FERC has proposed to revise its ancillary services requirements and accounting and reporting requirements, as well as certain aspects of its market-based rate regulations (Docket nos. RM11-24-000 and AD10-13-000).
In a notice of proposed rulemaking (NOPR) issued June 22, FERC said it is seeking comment on a package of proposals, including rate flexibility by purchasers and sellers of ancillary services and competition in ancillary services markets. The NOPR also proposes to address transparency in reserve requirements for ancillary services.
“Specifically, the commission proposes to revise its Avista Corp. policy governing the sale of ancillary services at market-based rates to public utility transmission providers and reflect such reforms in Parts 35 and 37 of the commission’s regulations,” FERC said.
Under the Avista policy, third-party sellers of ancillary services may sell these services at market-based rates without having to show a lack of market power, except under certain circumstances.

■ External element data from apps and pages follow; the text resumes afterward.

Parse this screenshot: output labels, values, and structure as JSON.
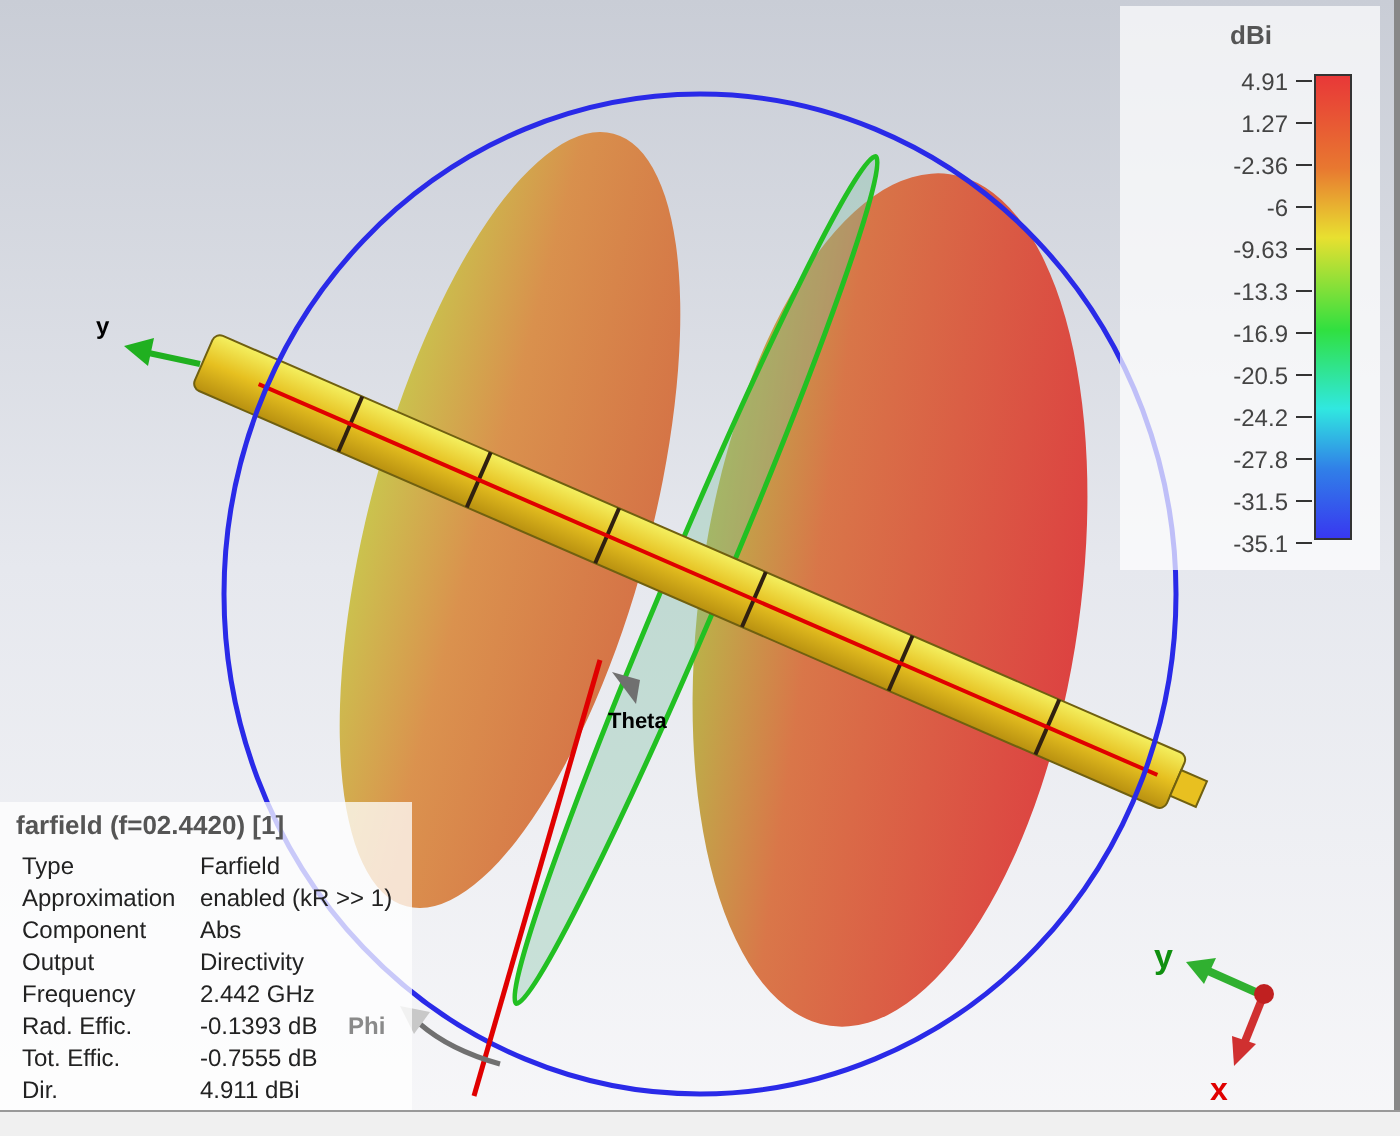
{
  "legend": {
    "unit": "dBi",
    "ticks": [
      "4.91",
      "1.27",
      "-2.36",
      "-6",
      "-9.63",
      "-13.3",
      "-16.9",
      "-20.5",
      "-24.2",
      "-27.8",
      "-31.5",
      "-35.1"
    ]
  },
  "info": {
    "title": "farfield (f=02.4420) [1]",
    "rows": [
      {
        "label": "Type",
        "value": "Farfield"
      },
      {
        "label": "Approximation",
        "value": "enabled (kR >> 1)"
      },
      {
        "label": "Component",
        "value": "Abs"
      },
      {
        "label": "Output",
        "value": "Directivity"
      },
      {
        "label": "Frequency",
        "value": "2.442 GHz"
      },
      {
        "label": "Rad. Effic.",
        "value": "-0.1393 dB"
      },
      {
        "label": "Tot. Effic.",
        "value": "-0.7555 dB"
      },
      {
        "label": "Dir.",
        "value": "4.911 dBi"
      }
    ]
  },
  "scene_labels": {
    "y_axis": "y",
    "theta": "Theta",
    "phi": "Phi"
  },
  "triad": {
    "y": "y",
    "x": "x"
  }
}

However, FERC found that third-party market power failed to be mitigated in three situations: sales to an RTO or ISO, which has no ability to self-supply ancillary services but depends on third parties; sales to a traditional, franchised public utility affiliated with the third-party supplier, or sales where the underlying transmission service is on the system of the public utility affiliated with the third-party supplier; and sales to a public utility that is purchasing ancillary services to satisfy its own open access transmission tariff (OATT) requirements to offer ancillary services to its own customers.
The NOPR focuses on the third situation, sales to a public utility that is purchasing ancillary services to satisfy its own OATT requirements to offer ancillary services to its own customers.

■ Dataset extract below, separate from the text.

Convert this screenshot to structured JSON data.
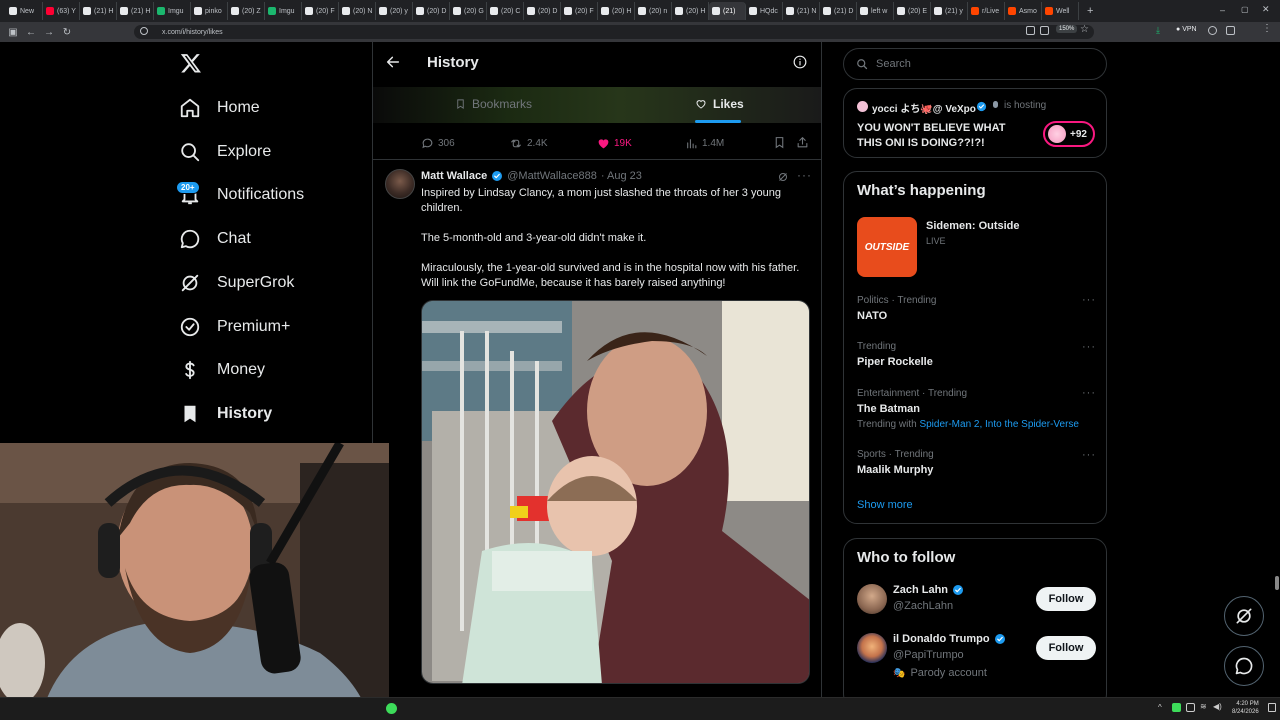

“The concern in this situation has been that if third parties who had not been shown to lack market power were permitted to sell to public utilities seeking to meet their OATT ancillary service obligations, the public utility’s ability to recover such purchase costs in OATT rates might lead it to agree to above-market purchases, which would then be incorporated into the public utility’s OATT ancillary service rate and gradually increase that rate,” FERC said.
This increase, in turn, would reduce the ability of the cost-based OATT rate to serve as an alternative to the third-party market based rate, and thus undermine the mitigation measure that FERC relied upon in Avista to enable relaxation of the requirement for a market power analysis – namely, that allowing third-party ancillary service providers that could not perform a market power study to sell certain ancillary services at market-based rates with certain restrictions would limit the price at which customers would be willing to buy ancillary services, and thus ensure that the third party sellers’ rates would remain just and reasonable, FERC said.
NOI comments form basis of NOPR
In a notice of inquiry (NOI) on June 16, 2011 FERC sought comment on existing restrictions on third-party provision of ancillary services.
The NOI questioned whether the various cost-based compensation methods for regulation and frequency response service that exist in regions outside of the current organized markets could be adjusted, and sought comment on the adequacy of current accounting and reporting requirements as they pertain to the oversight of the provision of jurisdictional services from energy storage devices.
“A variety of resources are poised to provide ancillary services but may be frustrated from doing so by certain aspects of the commission’s market-based rate policies,” FERC said in the NOPR. “At the same time, transmission customers and sellers alike are seeking greater transparency with regard to reserve requirements for ancillary services, with a particular focus on regulation and frequency response.”
The commission also proposes to require that public utility transmission providers include provisions in their OATTs explaining how they will determine regulation and frequency response service reserve requirements in a manner that takes into account the speed and accuracy of resources used, FERC said.
Comments are due 60 days after the NOPR’s publication in the Federal Register.